Back on 1/11/11 I posed a calendar puzzler, asking this:
For the current century (just starting from 1-1-11) how many days will there be where the date can be expressed (in the calendar style I have employed here) by repetitions of the same number, no other number appearing in the date?The answer, the way I count it, is 13.
Actually, I was hoping that some "numerate" friend would be able to provide a kind of "formula." I am not strong in what the British call "maths," though I guess I can count with the best of them.
And....speaking of the best of them, the winner is Pamela Flick. Here's her listing, provided almost immediately at 4:29 p.m. on 1/11/11:
1-1-11 / 1-11-11 / 11-1-11 / 11-11-11 / 2-2-22 / 2-22-22 / 3-3-33 / 4-4-44 / 5-5-55 / 6-6-66 / 7-7-77 / 8-8-88 / 9-9-99.That does count up to 13. As Pamela said, and as I say, too: "What did I miss? :)"
Someone also sent me an email completely without reference to my "Puzzler" question, claiming that there is something particularly unusual about the year 2011. First, there are those "nothing but ones" dates, as already noted: 1/1/11; 1/11/11; 11/1/11; and 11/11/11.
Then, just to embellish the theme, if you take the last two digits of the year in which you were born, and add the age you will be this year, the result will be 111 for everyone! That's the claim, anyway, and it does work for me.
Finally, October had five Sundays this year; and five Mondays; and five Saturdays, too. That's unusual! According to the information I was sent, this only happens once every 823 years, with years like these being called "Moneybags." Are we feeling rich, now? Let's ask the good folks at Occupy Wall Street
Tim Goncharoff also responded to my puzzler question, but he came up with only 11 dates, and the listing above does have a couple more!!
Make it 14 instances! You may add 12/12/12 to the list.ReplyDelete
Ah, Anonymous! Your comment points to the problem that happens so often in human communication: it's hard to say what you mean, exactly, when you have to use words!ReplyDelete
In this case, there was an unclarity in the "rules" of the puzzle, which I restate below, for convenience. I said that I was looking for dates that were formed by "repetitions of the same number, no other number appearing in the date." I should have used the word "digit."

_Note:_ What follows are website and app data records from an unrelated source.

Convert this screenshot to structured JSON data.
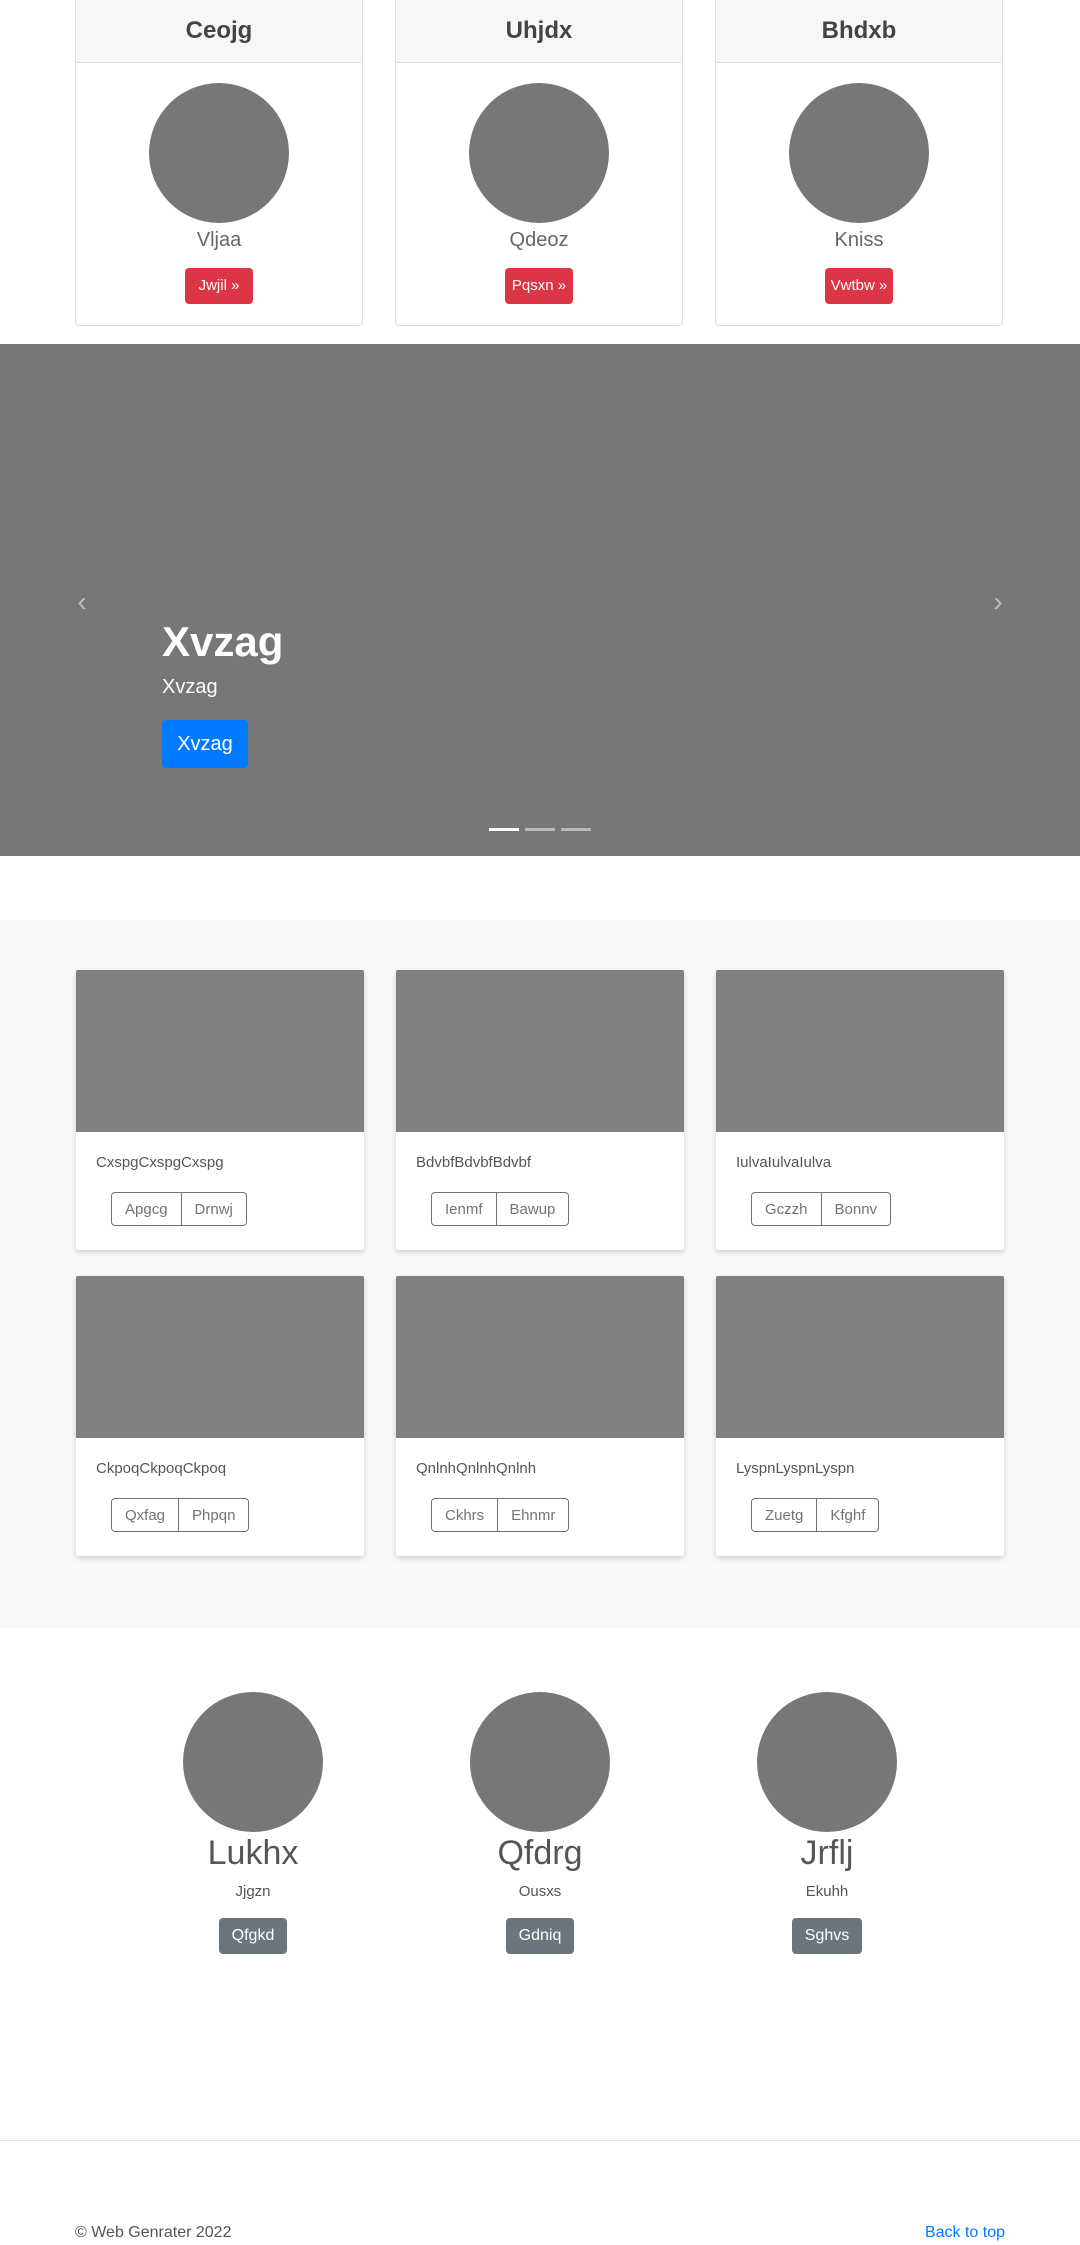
{
  "top_cards": [
    {
      "title": "Ceojg",
      "subtitle": "Vljaa",
      "button": "Jwjil »"
    },
    {
      "title": "Uhjdx",
      "subtitle": "Qdeoz",
      "button": "Pqsxn »"
    },
    {
      "title": "Bhdxb",
      "subtitle": "Kniss",
      "button": "Vwtbw »"
    }
  ],
  "carousel": {
    "title": "Xvzag",
    "text": "Xvzag",
    "button": "Xvzag",
    "prev_icon": "‹",
    "next_icon": "›",
    "slide_count": 3,
    "active_slide": 1
  },
  "album": [
    {
      "text": "CxspgCxspgCxspg",
      "buttons": [
        "Apgcg",
        "Drnwj"
      ]
    },
    {
      "text": "BdvbfBdvbfBdvbf",
      "buttons": [
        "Ienmf",
        "Bawup"
      ]
    },
    {
      "text": "IulvaIulvaIulva",
      "buttons": [
        "Gczzh",
        "Bonnv"
      ]
    },
    {
      "text": "CkpoqCkpoqCkpoq",
      "buttons": [
        "Qxfag",
        "Phpqn"
      ]
    },
    {
      "text": "QnlnhQnlnhQnlnh",
      "buttons": [
        "Ckhrs",
        "Ehnmr"
      ]
    },
    {
      "text": "LyspnLyspnLyspn",
      "buttons": [
        "Zuetg",
        "Kfghf"
      ]
    }
  ],
  "people": [
    {
      "name": "Lukhx",
      "role": "Jjgzn",
      "button": "Qfgkd"
    },
    {
      "name": "Qfdrg",
      "role": "Ousxs",
      "button": "Gdniq"
    },
    {
      "name": "Jrflj",
      "role": "Ekuhh",
      "button": "Sghvs"
    }
  ],
  "footer": {
    "copyright": "© Web Genrater 2022",
    "back_to_top": "Back to top"
  },
  "colors": {
    "danger": "#dc3545",
    "primary": "#007bff",
    "secondary": "#6c757d",
    "placeholder": "#777777"
  }
}
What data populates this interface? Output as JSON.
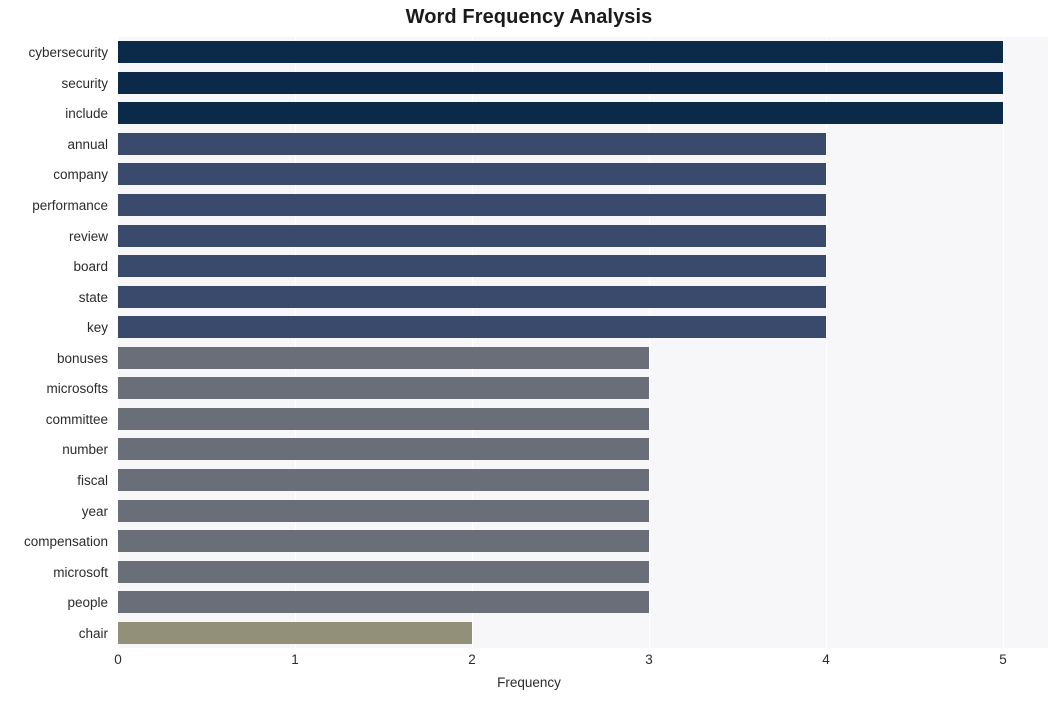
{
  "chart_data": {
    "type": "bar",
    "orientation": "horizontal",
    "title": "Word Frequency Analysis",
    "xlabel": "Frequency",
    "ylabel": "",
    "xlim": [
      0,
      5.25
    ],
    "ylim": [
      0,
      20
    ],
    "grid": true,
    "gridline_axis": "x",
    "legend": null,
    "xticks": [
      "0",
      "1",
      "2",
      "3",
      "4",
      "5"
    ],
    "xtick_values": [
      0,
      1,
      2,
      3,
      4,
      5
    ],
    "categories": [
      "cybersecurity",
      "security",
      "include",
      "annual",
      "company",
      "performance",
      "review",
      "board",
      "state",
      "key",
      "bonuses",
      "microsofts",
      "committee",
      "number",
      "fiscal",
      "year",
      "compensation",
      "microsoft",
      "people",
      "chair"
    ],
    "values": [
      5,
      5,
      5,
      4,
      4,
      4,
      4,
      4,
      4,
      4,
      3,
      3,
      3,
      3,
      3,
      3,
      3,
      3,
      3,
      2
    ],
    "bar_colors": [
      "#0b2949",
      "#0b2949",
      "#0b2949",
      "#394a6d",
      "#394a6d",
      "#394a6d",
      "#394a6d",
      "#394a6d",
      "#394a6d",
      "#394a6d",
      "#696e78",
      "#696e78",
      "#696e78",
      "#696e78",
      "#696e78",
      "#696e78",
      "#696e78",
      "#696e78",
      "#696e78",
      "#93907a"
    ]
  },
  "colors": {
    "plot_background": "#f7f7f9",
    "figure_background": "#ffffff",
    "gridline": "#ffffff",
    "text": "#2b2b2b",
    "title_text": "#1a1a1a"
  }
}
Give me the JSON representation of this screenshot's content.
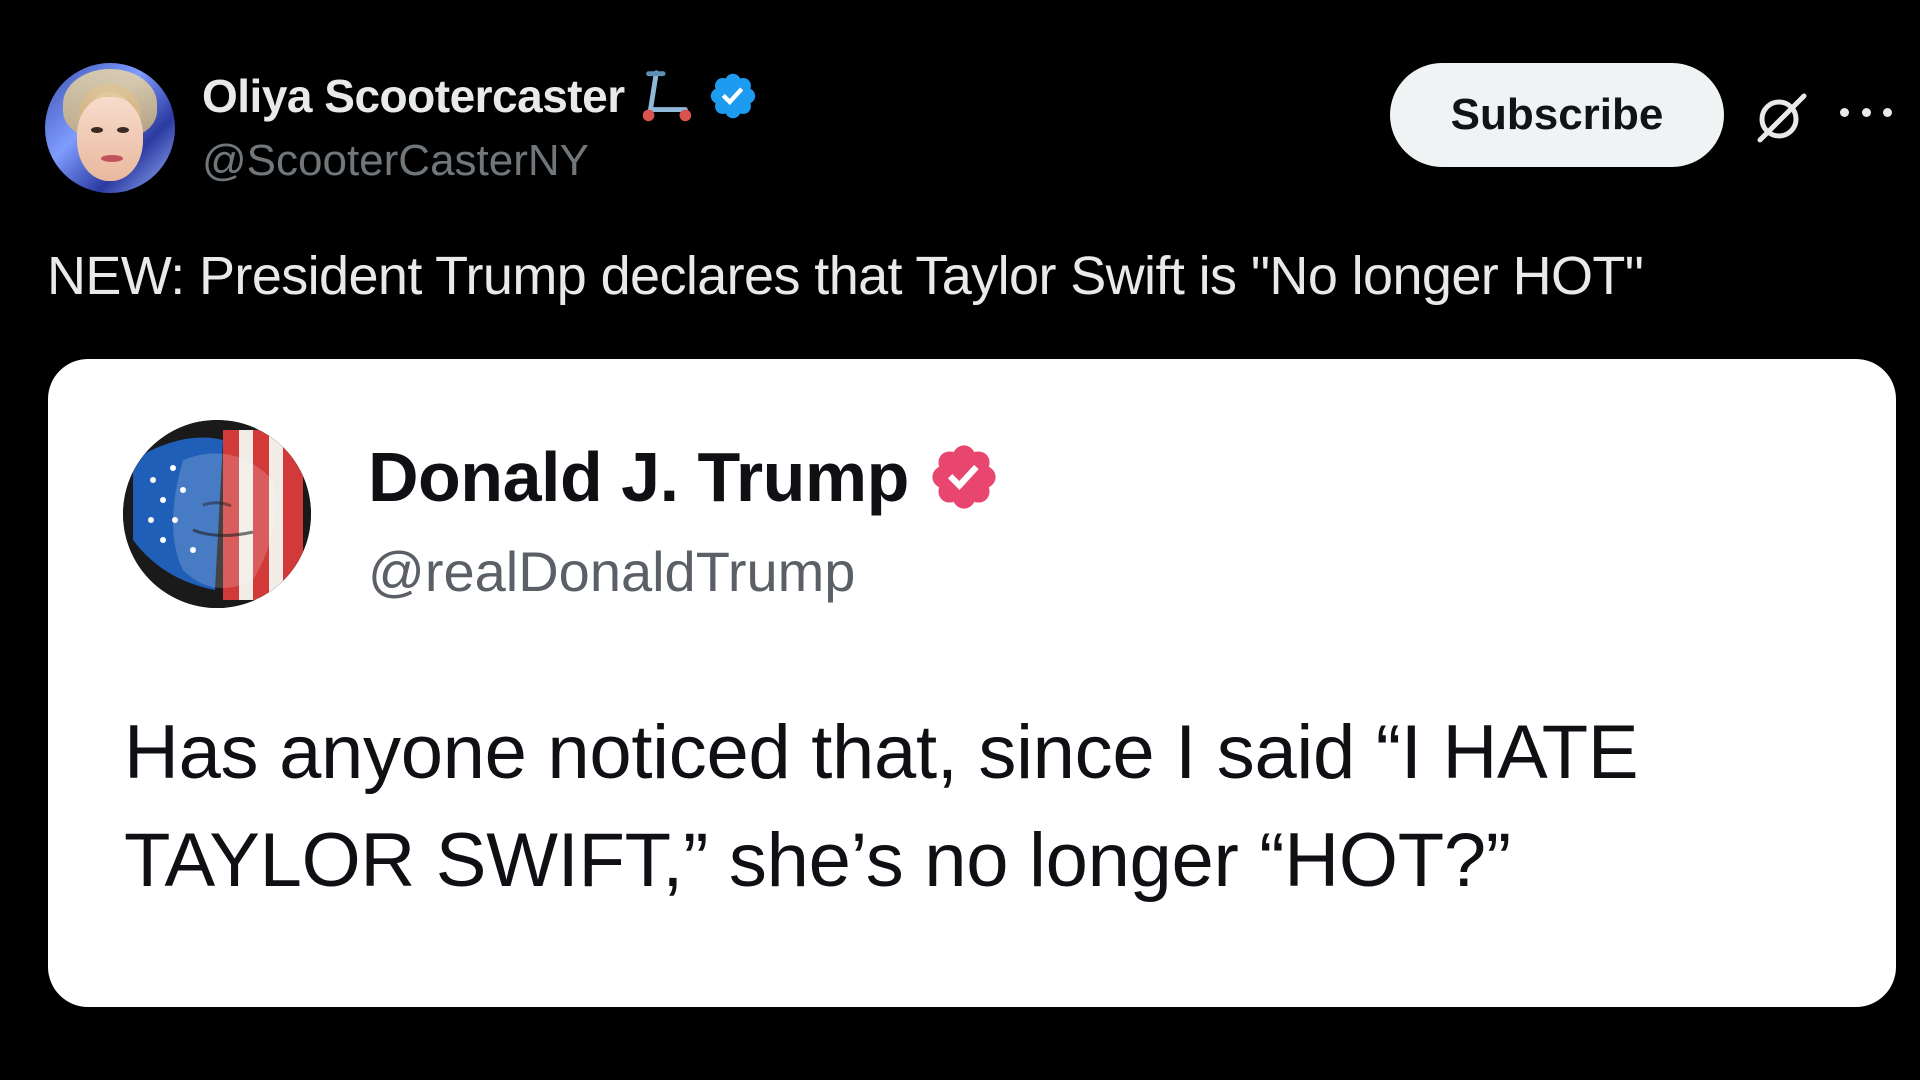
{
  "tweet": {
    "author": {
      "display_name": "Oliya Scootercaster",
      "handle": "@ScooterCasterNY",
      "emoji_icon": "kick-scooter-icon",
      "verified_badge": "verified-blue-icon"
    },
    "subscribe_label": "Subscribe",
    "text": "NEW: President Trump declares that Taylor Swift is \"No longer HOT\""
  },
  "quoted_post": {
    "display_name": "Donald J. Trump",
    "handle": "@realDonaldTrump",
    "verified_badge": "verified-pink-icon",
    "body": "Has anyone noticed that, since I said “I HATE TAYLOR SWIFT,” she’s no longer “HOT?”"
  },
  "colors": {
    "background": "#000000",
    "primary_text": "#e7e9ea",
    "secondary_text": "#71767b",
    "verified_blue": "#1d9bf0",
    "verified_pink": "#e8466e",
    "card_background": "#ffffff"
  }
}
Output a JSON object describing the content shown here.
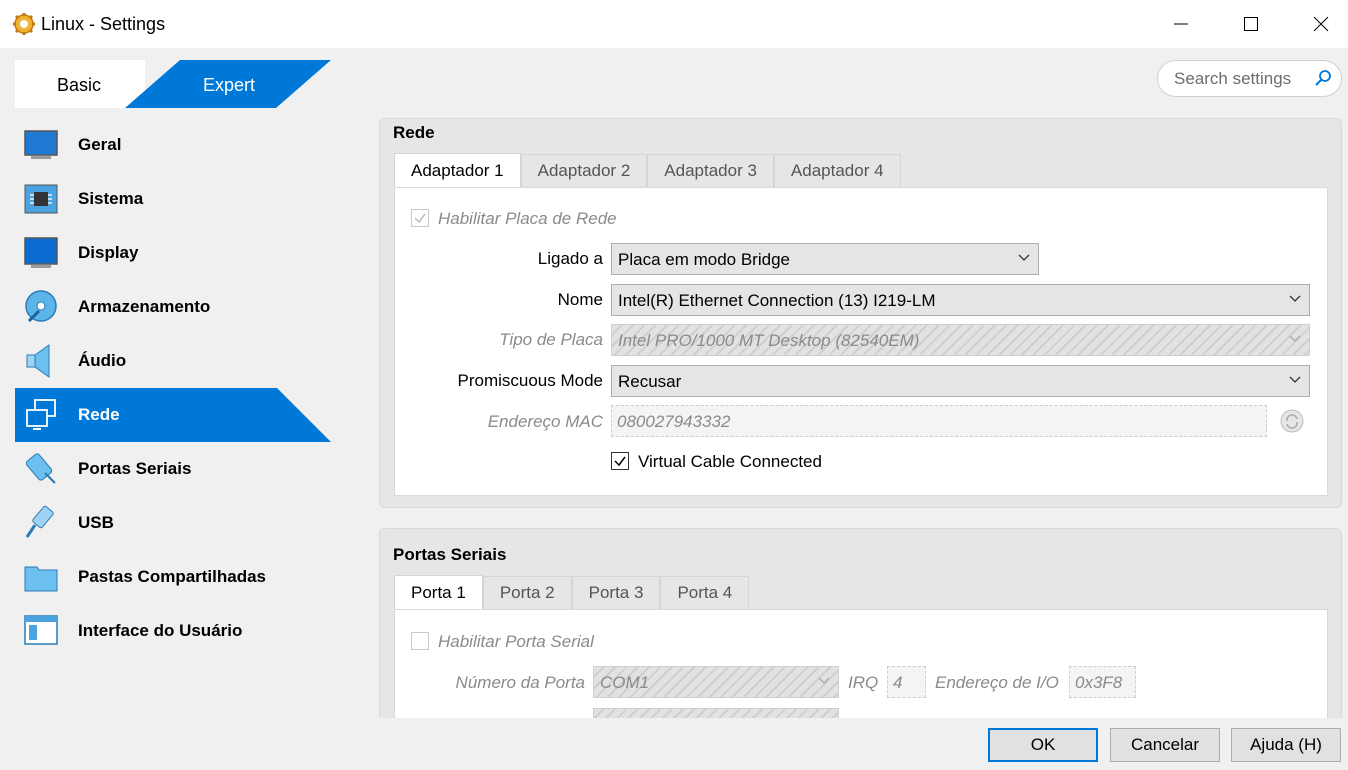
{
  "window": {
    "title": "Linux - Settings"
  },
  "mode": {
    "basic_label": "Basic",
    "expert_label": "Expert"
  },
  "search": {
    "placeholder": "Search settings"
  },
  "sidebar": {
    "items": [
      {
        "label": "Geral",
        "icon": "general-icon"
      },
      {
        "label": "Sistema",
        "icon": "chip-icon"
      },
      {
        "label": "Display",
        "icon": "monitor-icon"
      },
      {
        "label": "Armazenamento",
        "icon": "disk-icon"
      },
      {
        "label": "Áudio",
        "icon": "speaker-icon"
      },
      {
        "label": "Rede",
        "icon": "network-icon",
        "active": true
      },
      {
        "label": "Portas Seriais",
        "icon": "serial-icon"
      },
      {
        "label": "USB",
        "icon": "usb-icon"
      },
      {
        "label": "Pastas Compartilhadas",
        "icon": "folder-icon"
      },
      {
        "label": "Interface do Usuário",
        "icon": "window-icon"
      }
    ]
  },
  "network": {
    "title": "Rede",
    "tabs": [
      "Adaptador 1",
      "Adaptador 2",
      "Adaptador 3",
      "Adaptador 4"
    ],
    "enable_label": "Habilitar Placa de Rede",
    "attached_label": "Ligado a",
    "attached_value": "Placa em modo Bridge",
    "name_label": "Nome",
    "name_value": "Intel(R) Ethernet Connection (13) I219-LM",
    "adapter_type_label": "Tipo de Placa",
    "adapter_type_value": "Intel PRO/1000 MT Desktop (82540EM)",
    "promisc_label": "Promiscuous Mode",
    "promisc_value": "Recusar",
    "mac_label": "Endereço MAC",
    "mac_value": "080027943332",
    "cable_label": "Virtual Cable Connected"
  },
  "serial": {
    "title": "Portas Seriais",
    "tabs": [
      "Porta 1",
      "Porta 2",
      "Porta 3",
      "Porta 4"
    ],
    "enable_label": "Habilitar Porta Serial",
    "port_number_label": "Número da Porta",
    "port_number_value": "COM1",
    "irq_label": "IRQ",
    "irq_value": "4",
    "io_label": "Endereço de I/O",
    "io_value": "0x3F8"
  },
  "buttons": {
    "ok": "OK",
    "cancel": "Cancelar",
    "help": "Ajuda (H)"
  },
  "colors": {
    "accent": "#0078d7",
    "window_bg": "#f0f0f0"
  }
}
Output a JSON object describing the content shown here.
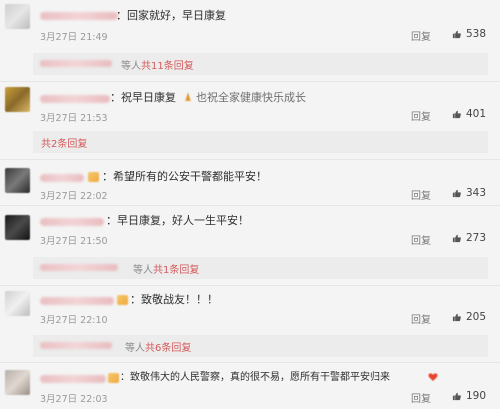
{
  "labels": {
    "reply": "回复"
  },
  "comments": [
    {
      "text": "：回家就好，早日康复",
      "time": "3月27日 21:49",
      "likes": "538",
      "replies": {
        "prefix": "等人",
        "link": "共11条回复"
      }
    },
    {
      "text": "：祝早日康复",
      "text_after_emoji": "也祝全家健康快乐成长",
      "time": "3月27日 21:53",
      "likes": "401",
      "replies": {
        "prefix": "",
        "link": "共2条回复"
      }
    },
    {
      "text": "：希望所有的公安干警都能平安！",
      "time": "3月27日 22:02",
      "likes": "343"
    },
    {
      "text": "：早日康复，好人一生平安！",
      "time": "3月27日 21:50",
      "likes": "273",
      "replies": {
        "prefix": "等人",
        "link": "共1条回复"
      }
    },
    {
      "text": "：致敬战友！！！",
      "time": "3月27日 22:10",
      "likes": "205",
      "replies": {
        "prefix": "等人",
        "link": "共6条回复"
      }
    },
    {
      "text": "：致敬伟大的人民警察，真的很不易，愿所有干警都平安归来",
      "time": "3月27日 22:03",
      "likes": "190"
    }
  ],
  "colors": {
    "accent": "#d35a5a",
    "muted": "#8a8a8a",
    "background": "#f4f4f4"
  },
  "icons": {
    "like": "thumb-up-icon",
    "emoji_pray": "praying-hands-emoji",
    "emoji_heart": "heart-emoji"
  }
}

"12," of course is a "number," but it's not the kind of "number" I had in mind, and that I illustrated in articulating the rules for the puzzle (again, see below). So, in terms of what I "meant," I don't think the number "12" qualifies, but I admit that there was a definite ambiguity in what I actually "said," and maybe even a flat misstatement.
Since "10" is also a "number," if that kind of "number" qualifies, then the correct answer would be "15," not "14" or "13."
HERE ARE THE RULES as I (ambiguously) stated them: "For the current century (just starting from 1-1-11) how many days will there be where the date can be expressed (in the calendar style I have employed here) by repetitions of the same number, no other number appearing in the date?"
I think that what I said, strictly speaking, does include both "12," and "10." But it's not what I "meant."
My father often told me, when I was growing up, to "listen to what I mean, not what I say." He implied the fault was in me; here, I think the fault really was - for not saying what I meant more clearly.